Exercise prompt >> Your answer should consist of every line in the records that holds "label".

===

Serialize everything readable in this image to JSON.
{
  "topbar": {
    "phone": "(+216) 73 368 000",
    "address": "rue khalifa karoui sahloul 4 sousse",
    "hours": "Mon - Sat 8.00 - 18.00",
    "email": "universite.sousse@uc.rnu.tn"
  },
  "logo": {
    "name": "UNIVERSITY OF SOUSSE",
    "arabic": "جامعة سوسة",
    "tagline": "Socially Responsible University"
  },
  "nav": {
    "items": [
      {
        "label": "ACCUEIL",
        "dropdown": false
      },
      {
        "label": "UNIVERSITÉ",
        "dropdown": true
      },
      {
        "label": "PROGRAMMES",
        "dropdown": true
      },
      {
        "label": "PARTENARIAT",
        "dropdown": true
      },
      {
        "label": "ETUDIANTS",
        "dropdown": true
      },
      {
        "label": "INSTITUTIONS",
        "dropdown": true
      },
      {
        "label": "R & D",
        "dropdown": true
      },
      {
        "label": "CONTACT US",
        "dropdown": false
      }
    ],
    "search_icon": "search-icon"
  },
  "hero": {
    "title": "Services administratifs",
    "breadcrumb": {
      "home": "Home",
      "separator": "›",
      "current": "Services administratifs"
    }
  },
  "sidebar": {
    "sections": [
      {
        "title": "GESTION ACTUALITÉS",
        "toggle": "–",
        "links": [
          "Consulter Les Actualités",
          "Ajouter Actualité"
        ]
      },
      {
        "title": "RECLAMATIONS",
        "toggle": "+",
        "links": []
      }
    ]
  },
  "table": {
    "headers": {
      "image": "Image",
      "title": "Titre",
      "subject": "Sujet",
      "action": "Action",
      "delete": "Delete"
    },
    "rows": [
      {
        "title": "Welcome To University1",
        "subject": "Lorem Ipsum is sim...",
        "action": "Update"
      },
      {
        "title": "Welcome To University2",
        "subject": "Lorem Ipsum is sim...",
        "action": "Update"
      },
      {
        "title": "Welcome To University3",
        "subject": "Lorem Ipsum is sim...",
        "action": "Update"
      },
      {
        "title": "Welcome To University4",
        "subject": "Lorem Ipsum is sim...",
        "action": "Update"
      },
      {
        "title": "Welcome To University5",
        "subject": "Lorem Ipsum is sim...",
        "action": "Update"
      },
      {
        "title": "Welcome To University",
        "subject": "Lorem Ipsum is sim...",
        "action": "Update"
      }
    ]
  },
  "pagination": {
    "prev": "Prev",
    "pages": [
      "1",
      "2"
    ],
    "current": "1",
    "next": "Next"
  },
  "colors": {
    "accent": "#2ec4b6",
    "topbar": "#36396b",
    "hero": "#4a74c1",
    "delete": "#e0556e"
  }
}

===

Output below >>
        "label": "ACCUEIL",
        "label": "UNIVERSITÉ",
        "label": "PROGRAMMES",
        "label": "PARTENARIAT",
        "label": "ETUDIANTS",
        "label": "INSTITUTIONS",
        "label": "R & D",
        "label": "CONTACT US",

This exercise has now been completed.